*** Block opens ***

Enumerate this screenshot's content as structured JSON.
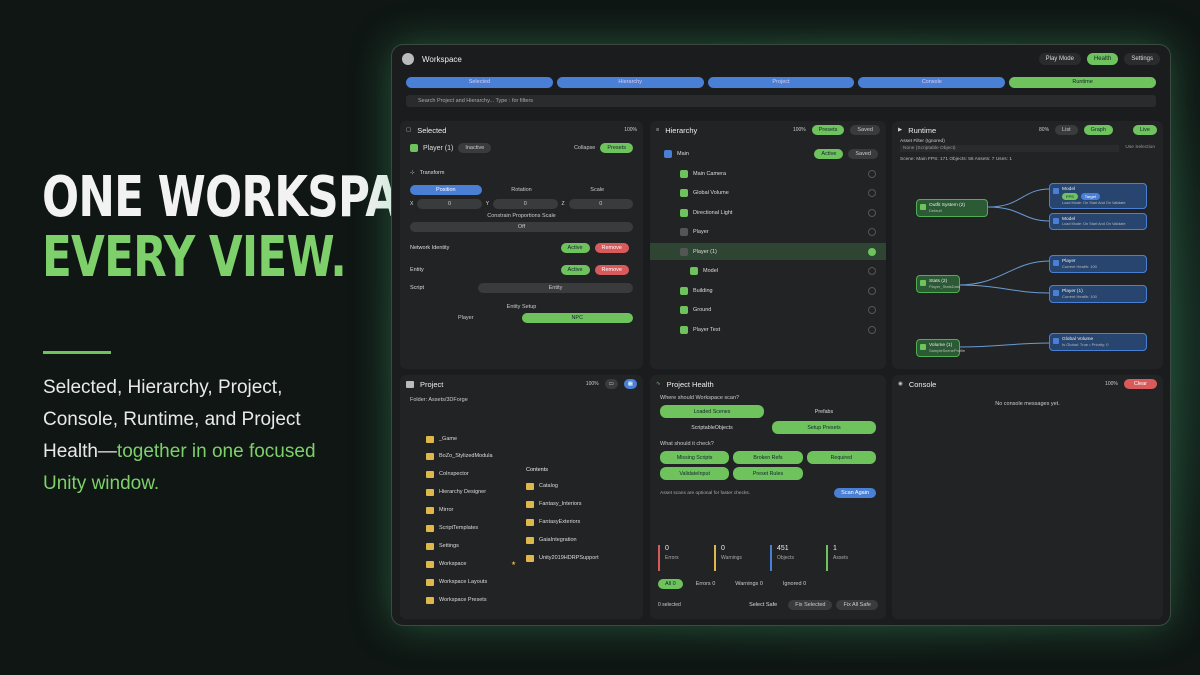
{
  "marketing": {
    "headline_line1": "ONE WORKSPACE.",
    "headline_line2": "EVERY VIEW.",
    "subtitle_plain": "Selected, Hierarchy, Project, Console, Runtime, and Project Health—",
    "subtitle_green": "together in one focused Unity window."
  },
  "window": {
    "title": "Workspace",
    "play_mode": "Play Mode",
    "health": "Health",
    "settings": "Settings",
    "tabs": [
      "Selected",
      "Hierarchy",
      "Project",
      "Console",
      "Runtime"
    ],
    "search_placeholder": "Search Project and Hierarchy... Type : for filters"
  },
  "selected": {
    "title": "Selected",
    "zoom": "100%",
    "object": "Player (1)",
    "inactive": "Inactive",
    "collapse": "Collapse",
    "presets": "Presets",
    "transform": "Transform",
    "seg": [
      "Position",
      "Rotation",
      "Scale"
    ],
    "x": "0",
    "y": "0",
    "z": "0",
    "x_label": "X",
    "y_label": "Y",
    "z_label": "Z",
    "constrain": "Constrain Proportions Scale",
    "off": "Off",
    "network_identity": "Network Identity",
    "entity": "Entity",
    "active": "Active",
    "remove": "Remove",
    "script_label": "Script",
    "script_value": "Entity",
    "entity_setup": "Entity Setup",
    "setup_opts": [
      "Player",
      "NPC"
    ]
  },
  "hierarchy": {
    "title": "Hierarchy",
    "zoom": "100%",
    "presets": "Presets",
    "saved": "Saved",
    "root": "Main",
    "active": "Active",
    "items": [
      "Main Camera",
      "Global Volume",
      "Directional Light",
      "Player",
      "Player (1)",
      "Model",
      "Building",
      "Ground",
      "Player Test"
    ]
  },
  "runtime": {
    "title": "Runtime",
    "zoom": "80%",
    "list": "List",
    "graph": "Graph",
    "live": "Live",
    "filter_label": "Asset Filter (Ignored)",
    "filter_value": "None (Scriptable Object)",
    "use_selection": "Use Selection",
    "stats": "Scene: Main   FPS: 171   Objects: 56   Assets: 7   Uses: 1",
    "fps_badge": "FPS",
    "target": "Target",
    "nodes": {
      "outfit": {
        "name": "Outfit System (2)",
        "sub": "Default"
      },
      "model1": {
        "name": "Model",
        "sub": "Load Mode: On Start And On Validate"
      },
      "model2": {
        "name": "Model",
        "sub": "Load Mode: On Start And On Validate"
      },
      "stats": {
        "name": "Stats (2)",
        "sub": "Player_StatsData"
      },
      "player1": {
        "name": "Player",
        "sub": "Current Health: 100"
      },
      "player2": {
        "name": "Player (1)",
        "sub": "Current Health: 100"
      },
      "volume": {
        "name": "Volume (1)",
        "sub": "SampleSceneProfile"
      },
      "global": {
        "name": "Global Volume",
        "sub": "Is Global: True  •  Priority: 0"
      }
    }
  },
  "project": {
    "title": "Project",
    "zoom": "100%",
    "folder": "Folder: Assets/3DForge",
    "tree": [
      "_Game",
      "BoZo_StylizedModula",
      "CoInspector",
      "Hierarchy Designer",
      "Mirror",
      "ScriptTemplates",
      "Settings",
      "Workspace",
      "Workspace Layouts",
      "Workspace Presets"
    ],
    "contents_title": "Contents",
    "contents": [
      "Catalog",
      "Fantasy_Interiors",
      "FantasyExteriors",
      "GaiaIntegration",
      "Unity2019HDRPSupport"
    ]
  },
  "health": {
    "title": "Project Health",
    "q1": "Where should Workspace scan?",
    "scan_opts": [
      "Loaded Scenes",
      "Prefabs",
      "ScriptableObjects",
      "Setup Presets"
    ],
    "q2": "What should it check?",
    "checks": [
      "Missing Scripts",
      "Broken Refs",
      "Required",
      "ValidateInput",
      "Preset Rules"
    ],
    "note": "Asset scans are optional for faster checks.",
    "scan_again": "Scan Again",
    "stats": [
      {
        "value": "0",
        "label": "Errors",
        "color": "#d95a5a"
      },
      {
        "value": "0",
        "label": "Warnings",
        "color": "#e0b84a"
      },
      {
        "value": "451",
        "label": "Objects",
        "color": "#4a7fd6"
      },
      {
        "value": "1",
        "label": "Assets",
        "color": "#6fc35c"
      }
    ],
    "filters": [
      "All  0",
      "Errors  0",
      "Warnings  0",
      "Ignored  0"
    ],
    "selected": "0 selected",
    "select_safe": "Select Safe",
    "fix_selected": "Fix Selected",
    "fix_all_safe": "Fix All Safe"
  },
  "console": {
    "title": "Console",
    "zoom": "100%",
    "clear": "Clear",
    "empty": "No console messages yet."
  }
}
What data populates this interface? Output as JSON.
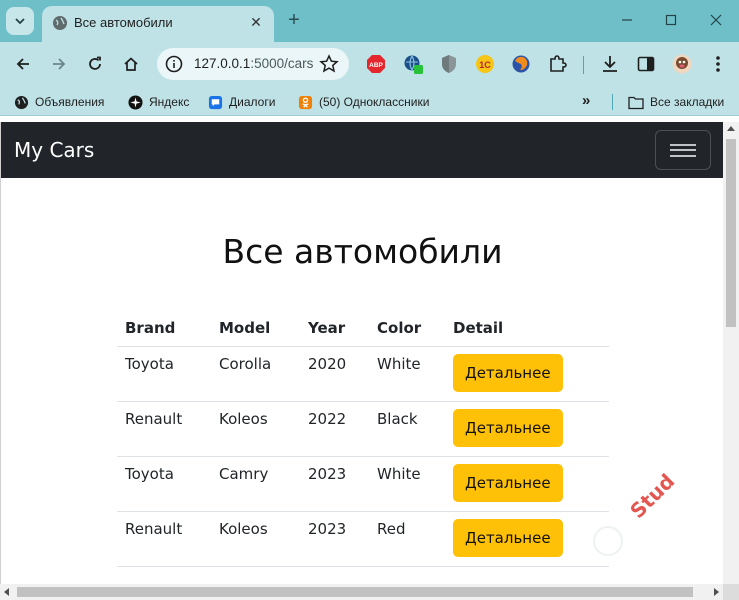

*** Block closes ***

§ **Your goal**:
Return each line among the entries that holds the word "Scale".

§ **Expected answer**:
      "Scale"
    "constrain": "Constrain Proportions Scale",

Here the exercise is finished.